On-site the inspector could not identify the plastic piping material, but did warn the client that it could be polybutylene (PB). This material will fail, and has caused millions of dollars in damages, and lawsuits were filed. This material was used between 1978 and 1995, but recalled due to the failure rate. The plastic piping comes in the colors blue, black, white and grey. PVC piping is not included, and usually marked “PVC.”
It was the inspector’s recommendation, to have the piping material confirmed by a licensed plumber.
The Realtor immediately referred a plumber, who stated; he’d have to research this material. You must remember; this problem was over 20 years ago, and most of the homes and building with this material had been replaced.
3 days after the inspection, the plumber did confirm the material and recommended replacing the piping. The seller’s accepted the bid proposal for replacing the piping.
About 4 days later, the plumber arrived on-site to start the work.
The plumber walks into the house and found that it was too late the plumbing had already failed. Water damage was throughout the center of the house. There was extensive drywall and floor damage, not to mention electrical equipment exposed to massive amounts of water. The damage was in the $20,000’s.

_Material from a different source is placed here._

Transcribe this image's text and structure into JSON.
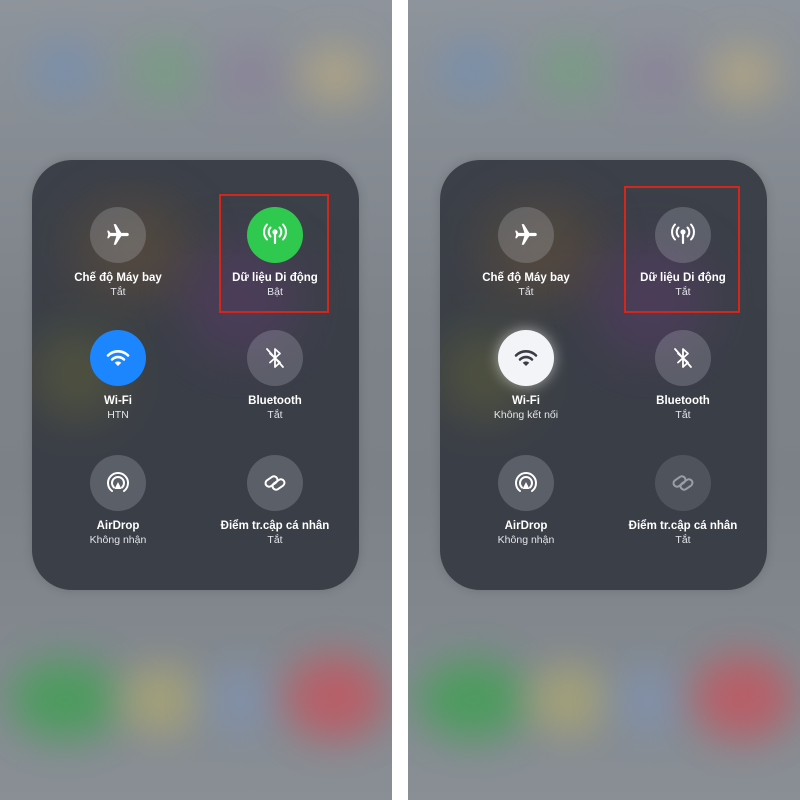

Leave a Reply

Fill in your details below or click an icon to log in:

WordPress.com Logo

You are commenting using your WordPress.com account. Log Out /  Change )

Google photo

You are commenting using your Google account. Log Out /  Change )

Twitter picture

You are commenting using your Twitter account. Log Out /  Change )

Facebook photo

You are commenting using your Facebook account. Log Out /  Change )

Connecting to %s